Location: Location not imported yet.Title: Genome-wide characterization of the sorghum JAZ gene family and their responses to phytohormone treatments and aphid infestation
|SHRESTHA, KUMAR - Oklahoma State University|
Submitted to: Scientific Reports
Publication Type: Peer Reviewed Journal
Publication Acceptance Date: 2/3/2022
Publication Date: 2/25/2022
Citation: Shrestha, K., Huang, Y. 2022. Genome-wide characterization of the sorghum JAZ gene family and their responses to phytohormone treatments and aphid infestation. Scientific Reports. 12. Article 3238. https://doi.org/10.1038/s41598-022-07181-9.
Interpretive Summary: Jasmonate ZIM-domain (JAZ) proteins are important as they are involved in many physiological and stress-related processes in plants. Sorghum is not only an important cereal crop but also a preferred bioenergy plant. Although many JAZ protein genes have been well characterized in the model plant species, little is known about the organization and function of JAZ genes in sorghum plants. Thus, ARS scientists in Stillwater, Oklahoma have recently conducted the genome-wide analysis of JAZ gene family in sorghum. Here, they report that a total of 18 JAZ genes were discovered in the sorghum genome and evidently those newly identified sorghum JAZ genes were found to share the similar structural features that were reported in the JAZ genes in other plant species. During this study, the scientists have also conducted molecular experiments to investigate the function of those JAZ genes using quantitative real-time PCR. The results generated from the experiments showed differential expression of the 18 JAZ genes in response to attack by sugarcane aphid, a devastating insect pest on sorghum. Similarly, differential expression patterns were also observed in sorghum plants treated with certain plant hormones that are usually involved in plant-insect interactions. Of the 18 sorghum JAZ genes, four genes (namely SbJAZ1, SbJAZ5, SbJAZ13 and SbJAZ16) were highly expressed in resistant plant in response to aphid infestation, suggesting their roles in host plant defense against aphid attack. In summary, the resulted information from this study will contribute not only to the JAZ genes as a useful tool for crop improvement but also to a better understanding of the molecular mechanisms of plant resistance to sugarcane aphids.

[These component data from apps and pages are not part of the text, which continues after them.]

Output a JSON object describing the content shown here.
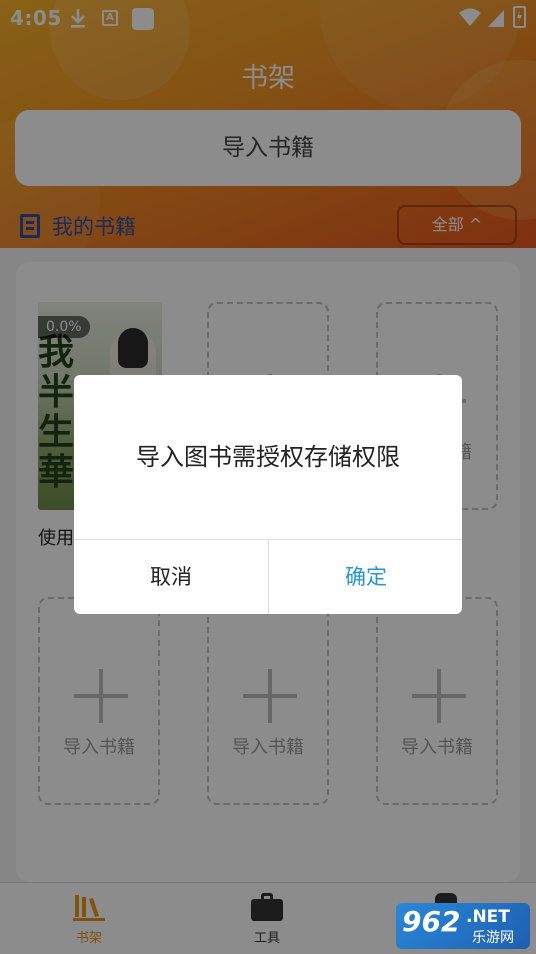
{
  "status_bar": {
    "time": "4:05",
    "a_badge": "A"
  },
  "header": {
    "title": "书架",
    "import_bar_label": "导入书籍"
  },
  "section": {
    "title": "我的书籍",
    "filter_label": "全部 ^"
  },
  "book": {
    "progress": "0.0%",
    "name": "使用",
    "cover_text": "我半生華"
  },
  "slots": [
    {
      "label": ""
    },
    {
      "label": ""
    },
    {
      "label": "导入书籍"
    },
    {
      "label": "导入书籍"
    },
    {
      "label": "导入书籍"
    }
  ],
  "slot_partial_text": "籍",
  "nav": {
    "shelf": "书架",
    "tools": "工具",
    "my": ""
  },
  "dialog": {
    "message": "导入图书需授权存储权限",
    "cancel": "取消",
    "confirm": "确定"
  },
  "watermark": {
    "brand": "962",
    "suffix": ".NET",
    "sub": "乐游网"
  },
  "colors": {
    "accent": "#e8951e",
    "confirm": "#2a95d6",
    "section": "#2c4fa8"
  }
}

Technical Abstract: Jasmonate ZIM-domain (JAZ) proteins are the key repressors of the jasmonic acid (JA) signal transduction pathway and play a crucial role in stress-related defense, phytohormone crosstalk and modulation of the growth-defense tradeoff. In this study, the sorghum genome was analyzed through genome-wide comparison and domain scan analysis, which led to the identification of 18 sorghum JAZ (SbJAZ) genes. All SbJAZ proteins possess the conserved TIFY and Jas domains and they formed a phylogenetic tree with five clusters related to the orthologs of other plant species. Similarly, evolutionary analysis indicated the duplication events as a major force of expansion of the SbJAZ genes and there was strong neutral and purifying selection going on. In silico analysis of the promoter region of the SbJAZ genes indicates that SbJAZ5, SbJAZ6, SbJAZ13, SbJAZ16 and SbJAZ17 are rich in stress-related cis-elements. In addition, expression profiling of the SbJAZ genes in response to phytohormones treatment (JA, ET, ABA, GA) and sugarcane aphid (SCA) was performed in two recombinant inbred lines (RILs) of sorghum, resistant (RIL 521) and susceptible (RIL 609) to SCA. Taken together, data generated from phytohormone expression and in silico analysis suggests the putative role of SbJAZ9 in JA-ABA crosstalk and SbJAZ16 in JA-ABA and JA-GA crosstalk to regulate certain physiological processes. Notably, upregulation of SbJAZ1, SbJAZ5, SbJAZ13 and SbJAZ16 in resistant RIL during JA treatment and SCA infestation suggests putative functions in stress-related defense and to balance the plant defense to promote growth. Overall, this report provides valuable insight into the organization and functional characterization of the sorghum JAZ gene family.